— Instructions to follow —
From the entries that follow, gather each line holding the word "icon".

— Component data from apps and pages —

=== Begin Enclosure ===

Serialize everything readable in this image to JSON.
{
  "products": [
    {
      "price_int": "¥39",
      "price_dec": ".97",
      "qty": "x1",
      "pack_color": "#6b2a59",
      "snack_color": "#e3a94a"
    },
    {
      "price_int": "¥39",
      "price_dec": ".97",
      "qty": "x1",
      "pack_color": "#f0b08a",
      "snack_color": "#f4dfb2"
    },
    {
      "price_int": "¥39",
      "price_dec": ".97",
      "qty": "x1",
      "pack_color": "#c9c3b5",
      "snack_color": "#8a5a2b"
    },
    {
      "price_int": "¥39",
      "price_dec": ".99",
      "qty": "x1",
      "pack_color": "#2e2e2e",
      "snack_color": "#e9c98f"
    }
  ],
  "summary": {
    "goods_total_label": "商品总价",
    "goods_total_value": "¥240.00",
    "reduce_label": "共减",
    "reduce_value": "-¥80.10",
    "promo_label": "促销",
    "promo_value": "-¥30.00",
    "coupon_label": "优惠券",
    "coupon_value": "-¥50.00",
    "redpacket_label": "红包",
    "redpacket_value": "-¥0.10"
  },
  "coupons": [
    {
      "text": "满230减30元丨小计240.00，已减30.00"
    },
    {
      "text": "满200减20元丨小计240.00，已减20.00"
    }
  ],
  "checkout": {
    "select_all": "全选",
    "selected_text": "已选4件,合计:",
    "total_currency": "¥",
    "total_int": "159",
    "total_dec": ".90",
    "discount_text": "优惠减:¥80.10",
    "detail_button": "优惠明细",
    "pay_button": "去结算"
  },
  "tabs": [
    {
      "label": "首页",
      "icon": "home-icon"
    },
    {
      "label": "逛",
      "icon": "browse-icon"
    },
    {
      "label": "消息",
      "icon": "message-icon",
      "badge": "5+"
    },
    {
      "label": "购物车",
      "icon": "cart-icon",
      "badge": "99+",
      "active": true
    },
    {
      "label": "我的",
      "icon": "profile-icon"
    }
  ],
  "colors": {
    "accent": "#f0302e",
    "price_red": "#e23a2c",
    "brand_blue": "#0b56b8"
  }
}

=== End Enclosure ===
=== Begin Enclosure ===

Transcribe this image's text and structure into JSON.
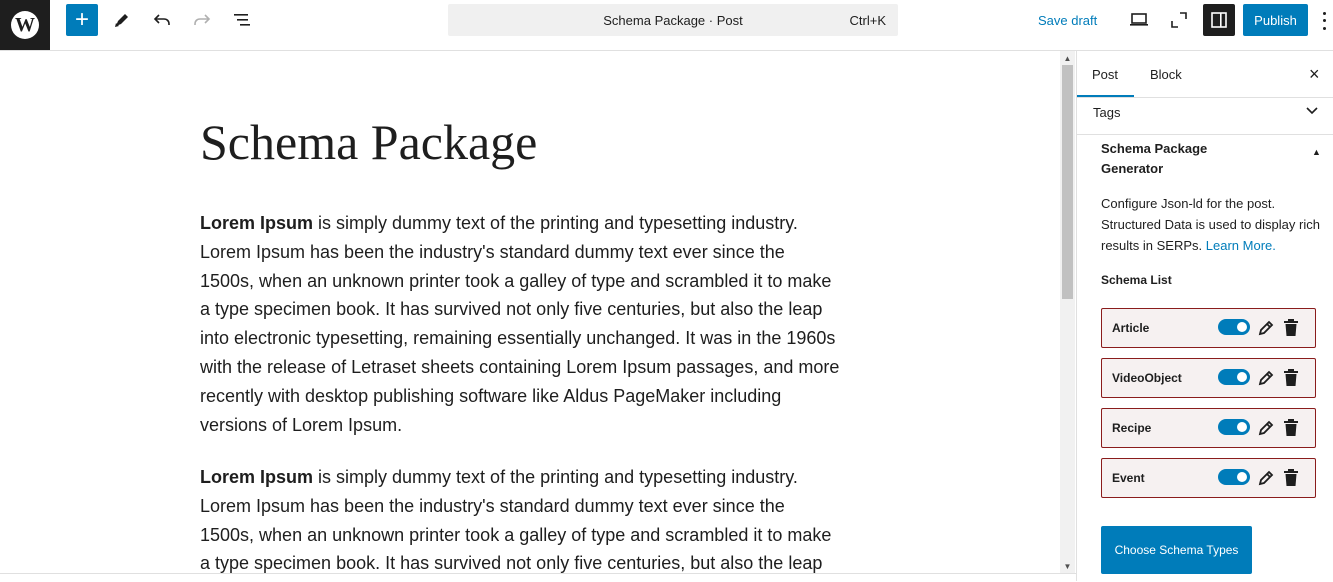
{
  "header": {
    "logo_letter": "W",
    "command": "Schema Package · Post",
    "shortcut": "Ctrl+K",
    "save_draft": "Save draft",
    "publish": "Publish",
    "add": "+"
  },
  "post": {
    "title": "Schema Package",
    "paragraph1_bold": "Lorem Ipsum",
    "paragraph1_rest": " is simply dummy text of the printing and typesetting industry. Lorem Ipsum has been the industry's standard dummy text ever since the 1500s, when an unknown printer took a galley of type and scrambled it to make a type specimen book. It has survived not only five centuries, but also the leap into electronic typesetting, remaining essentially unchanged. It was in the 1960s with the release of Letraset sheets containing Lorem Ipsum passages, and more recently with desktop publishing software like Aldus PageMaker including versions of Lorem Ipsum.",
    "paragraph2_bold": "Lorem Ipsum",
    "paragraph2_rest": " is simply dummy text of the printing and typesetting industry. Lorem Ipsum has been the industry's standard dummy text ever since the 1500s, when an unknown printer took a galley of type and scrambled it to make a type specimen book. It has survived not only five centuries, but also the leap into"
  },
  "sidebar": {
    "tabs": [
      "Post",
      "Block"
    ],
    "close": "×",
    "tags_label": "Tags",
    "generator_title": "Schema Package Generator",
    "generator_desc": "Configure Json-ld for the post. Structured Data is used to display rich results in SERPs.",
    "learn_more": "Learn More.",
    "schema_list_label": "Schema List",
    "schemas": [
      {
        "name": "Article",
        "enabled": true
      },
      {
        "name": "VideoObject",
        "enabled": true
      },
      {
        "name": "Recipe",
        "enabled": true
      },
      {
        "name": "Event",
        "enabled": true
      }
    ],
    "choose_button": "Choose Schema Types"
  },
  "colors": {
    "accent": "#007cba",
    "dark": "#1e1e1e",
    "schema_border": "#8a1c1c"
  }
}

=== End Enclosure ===

— Result for this task —
      "icon": "home-icon"
      "icon": "browse-icon"
      "icon": "message-icon",
      "icon": "cart-icon",
      "icon": "profile-icon"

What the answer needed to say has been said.